TASK: What comes back must be the data itself, retyped exactly.
|---|
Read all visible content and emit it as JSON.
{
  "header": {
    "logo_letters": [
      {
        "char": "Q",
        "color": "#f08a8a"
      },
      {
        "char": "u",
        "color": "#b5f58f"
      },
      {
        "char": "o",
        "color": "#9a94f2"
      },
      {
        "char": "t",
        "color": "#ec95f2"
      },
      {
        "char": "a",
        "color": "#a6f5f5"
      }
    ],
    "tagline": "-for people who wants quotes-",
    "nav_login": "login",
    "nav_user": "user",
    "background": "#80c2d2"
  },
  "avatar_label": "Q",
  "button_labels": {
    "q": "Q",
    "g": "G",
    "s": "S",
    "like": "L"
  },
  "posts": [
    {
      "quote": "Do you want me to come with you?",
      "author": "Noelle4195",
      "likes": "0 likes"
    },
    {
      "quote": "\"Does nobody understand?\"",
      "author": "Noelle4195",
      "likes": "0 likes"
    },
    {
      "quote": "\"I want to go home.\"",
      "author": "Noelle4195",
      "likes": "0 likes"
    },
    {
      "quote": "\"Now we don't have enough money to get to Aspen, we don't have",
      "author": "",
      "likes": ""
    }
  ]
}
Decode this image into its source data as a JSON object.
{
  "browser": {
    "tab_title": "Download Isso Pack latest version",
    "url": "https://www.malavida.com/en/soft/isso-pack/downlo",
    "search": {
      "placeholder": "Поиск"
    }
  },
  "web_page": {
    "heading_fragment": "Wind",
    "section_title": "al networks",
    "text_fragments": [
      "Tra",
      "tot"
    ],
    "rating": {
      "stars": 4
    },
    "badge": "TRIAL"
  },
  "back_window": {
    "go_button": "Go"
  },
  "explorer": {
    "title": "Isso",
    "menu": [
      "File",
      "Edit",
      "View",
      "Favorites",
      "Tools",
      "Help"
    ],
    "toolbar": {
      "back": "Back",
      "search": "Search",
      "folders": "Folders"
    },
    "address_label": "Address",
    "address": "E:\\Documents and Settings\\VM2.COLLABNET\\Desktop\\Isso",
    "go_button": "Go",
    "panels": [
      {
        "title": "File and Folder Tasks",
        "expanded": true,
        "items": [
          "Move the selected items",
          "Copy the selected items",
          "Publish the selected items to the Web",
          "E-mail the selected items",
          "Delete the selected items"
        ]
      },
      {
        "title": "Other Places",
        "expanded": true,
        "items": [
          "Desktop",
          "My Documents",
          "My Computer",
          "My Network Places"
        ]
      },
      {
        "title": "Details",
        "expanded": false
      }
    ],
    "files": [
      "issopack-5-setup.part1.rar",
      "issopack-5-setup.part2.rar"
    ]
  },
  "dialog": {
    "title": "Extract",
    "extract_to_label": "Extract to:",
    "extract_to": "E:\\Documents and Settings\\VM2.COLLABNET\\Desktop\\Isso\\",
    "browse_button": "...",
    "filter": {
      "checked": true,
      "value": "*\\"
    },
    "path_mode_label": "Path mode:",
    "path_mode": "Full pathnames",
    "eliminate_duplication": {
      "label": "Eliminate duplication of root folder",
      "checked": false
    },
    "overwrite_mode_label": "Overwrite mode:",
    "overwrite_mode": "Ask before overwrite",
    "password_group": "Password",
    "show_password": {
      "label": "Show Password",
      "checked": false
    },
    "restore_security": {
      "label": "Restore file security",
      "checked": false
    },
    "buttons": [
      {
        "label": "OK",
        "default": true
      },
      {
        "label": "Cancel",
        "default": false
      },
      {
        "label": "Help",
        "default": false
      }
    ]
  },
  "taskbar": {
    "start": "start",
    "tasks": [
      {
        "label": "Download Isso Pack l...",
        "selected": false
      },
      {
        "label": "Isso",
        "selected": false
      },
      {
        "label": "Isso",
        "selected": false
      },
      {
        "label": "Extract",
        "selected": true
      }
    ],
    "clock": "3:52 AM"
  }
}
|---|
SOLUTION FOR THIS EXERCISE:
Read all visible content and emit it as JSON.
{
  "header": {
    "logo_letters": [
      {
        "char": "Q",
        "color": "#f08a8a"
      },
      {
        "char": "u",
        "color": "#b5f58f"
      },
      {
        "char": "o",
        "color": "#9a94f2"
      },
      {
        "char": "t",
        "color": "#ec95f2"
      },
      {
        "char": "a",
        "color": "#a6f5f5"
      }
    ],
    "tagline": "-for people who wants quotes-",
    "nav_login": "login",
    "nav_user": "user",
    "background": "#80c2d2"
  },
  "avatar_label": "Q",
  "button_labels": {
    "q": "Q",
    "g": "G",
    "s": "S",
    "like": "L"
  },
  "posts": [
    {
      "quote": "Do you want me to come with you?",
      "author": "Noelle4195",
      "likes": "0 likes"
    },
    {
      "quote": "\"Does nobody understand?\"",
      "author": "Noelle4195",
      "likes": "0 likes"
    },
    {
      "quote": "\"I want to go home.\"",
      "author": "Noelle4195",
      "likes": "0 likes"
    },
    {
      "quote": "\"Now we don't have enough money to get to Aspen, we don't have",
      "author": "",
      "likes": ""
    }
  ]
}
Decode this image into its source data as a JSON object.
{
  "browser": {
    "tab_title": "Download Isso Pack latest version",
    "url": "https://www.malavida.com/en/soft/isso-pack/downlo",
    "search": {
      "placeholder": "Поиск"
    }
  },
  "web_page": {
    "heading_fragment": "Wind",
    "section_title": "al networks",
    "text_fragments": [
      "Tra",
      "tot"
    ],
    "rating": {
      "stars": 4
    },
    "badge": "TRIAL"
  },
  "back_window": {
    "go_button": "Go"
  },
  "explorer": {
    "title": "Isso",
    "menu": [
      "File",
      "Edit",
      "View",
      "Favorites",
      "Tools",
      "Help"
    ],
    "toolbar": {
      "back": "Back",
      "search": "Search",
      "folders": "Folders"
    },
    "address_label": "Address",
    "address": "E:\\Documents and Settings\\VM2.COLLABNET\\Desktop\\Isso",
    "go_button": "Go",
    "panels": [
      {
        "title": "File and Folder Tasks",
        "expanded": true,
        "items": [
          "Move the selected items",
          "Copy the selected items",
          "Publish the selected items to the Web",
          "E-mail the selected items",
          "Delete the selected items"
        ]
      },
      {
        "title": "Other Places",
        "expanded": true,
        "items": [
          "Desktop",
          "My Documents",
          "My Computer",
          "My Network Places"
        ]
      },
      {
        "title": "Details",
        "expanded": false
      }
    ],
    "files": [
      "issopack-5-setup.part1.rar",
      "issopack-5-setup.part2.rar"
    ]
  },
  "dialog": {
    "title": "Extract",
    "extract_to_label": "Extract to:",
    "extract_to": "E:\\Documents and Settings\\VM2.COLLABNET\\Desktop\\Isso\\",
    "browse_button": "...",
    "filter": {
      "checked": true,
      "value": "*\\"
    },
    "path_mode_label": "Path mode:",
    "path_mode": "Full pathnames",
    "eliminate_duplication": {
      "label": "Eliminate duplication of root folder",
      "checked": false
    },
    "overwrite_mode_label": "Overwrite mode:",
    "overwrite_mode": "Ask before overwrite",
    "password_group": "Password",
    "show_password": {
      "label": "Show Password",
      "checked": false
    },
    "restore_security": {
      "label": "Restore file security",
      "checked": false
    },
    "buttons": [
      {
        "label": "OK",
        "default": true
      },
      {
        "label": "Cancel",
        "default": false
      },
      {
        "label": "Help",
        "default": false
      }
    ]
  },
  "taskbar": {
    "start": "start",
    "tasks": [
      {
        "label": "Download Isso Pack l...",
        "selected": false
      },
      {
        "label": "Isso",
        "selected": false
      },
      {
        "label": "Isso",
        "selected": false
      },
      {
        "label": "Extract",
        "selected": true
      }
    ],
    "clock": "3:52 AM"
  }
}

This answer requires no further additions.